> _Exercise brief_:
List each line of the data in which the string "media" appears.

╔══

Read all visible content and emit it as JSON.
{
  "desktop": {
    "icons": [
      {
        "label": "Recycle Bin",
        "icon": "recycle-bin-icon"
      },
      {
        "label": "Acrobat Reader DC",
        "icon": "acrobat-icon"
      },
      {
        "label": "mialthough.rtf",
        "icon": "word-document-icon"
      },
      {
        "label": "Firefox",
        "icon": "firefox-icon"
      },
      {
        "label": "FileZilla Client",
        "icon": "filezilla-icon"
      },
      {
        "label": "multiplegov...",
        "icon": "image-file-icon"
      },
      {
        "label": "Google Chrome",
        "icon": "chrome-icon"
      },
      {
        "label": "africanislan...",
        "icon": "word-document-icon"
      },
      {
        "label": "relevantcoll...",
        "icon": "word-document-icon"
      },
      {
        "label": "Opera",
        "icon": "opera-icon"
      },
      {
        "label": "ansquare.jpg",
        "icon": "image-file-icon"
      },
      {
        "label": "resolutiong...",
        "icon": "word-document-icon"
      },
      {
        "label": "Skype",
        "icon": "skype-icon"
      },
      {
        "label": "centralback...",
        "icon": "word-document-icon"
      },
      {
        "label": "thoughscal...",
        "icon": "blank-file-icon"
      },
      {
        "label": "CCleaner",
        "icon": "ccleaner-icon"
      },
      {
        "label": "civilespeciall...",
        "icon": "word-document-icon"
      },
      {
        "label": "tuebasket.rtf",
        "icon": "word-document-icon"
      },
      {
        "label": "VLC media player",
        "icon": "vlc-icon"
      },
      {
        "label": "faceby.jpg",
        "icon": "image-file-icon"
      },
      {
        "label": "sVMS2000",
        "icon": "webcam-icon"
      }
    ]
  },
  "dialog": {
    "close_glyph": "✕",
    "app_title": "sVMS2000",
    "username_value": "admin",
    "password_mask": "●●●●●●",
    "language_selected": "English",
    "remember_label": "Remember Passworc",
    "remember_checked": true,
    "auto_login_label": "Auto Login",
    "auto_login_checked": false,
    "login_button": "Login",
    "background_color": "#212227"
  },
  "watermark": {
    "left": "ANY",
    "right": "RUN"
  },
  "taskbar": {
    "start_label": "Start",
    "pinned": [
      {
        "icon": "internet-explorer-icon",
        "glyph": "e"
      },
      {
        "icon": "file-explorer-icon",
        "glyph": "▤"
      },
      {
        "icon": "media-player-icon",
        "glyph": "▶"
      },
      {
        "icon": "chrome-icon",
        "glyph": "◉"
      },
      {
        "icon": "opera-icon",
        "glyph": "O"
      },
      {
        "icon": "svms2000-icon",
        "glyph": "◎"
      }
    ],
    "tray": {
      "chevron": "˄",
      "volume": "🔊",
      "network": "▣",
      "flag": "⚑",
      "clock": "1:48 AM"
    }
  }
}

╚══

> _Response for this exercise_:
        "label": "VLC media player",
        "icon": "media-player-icon",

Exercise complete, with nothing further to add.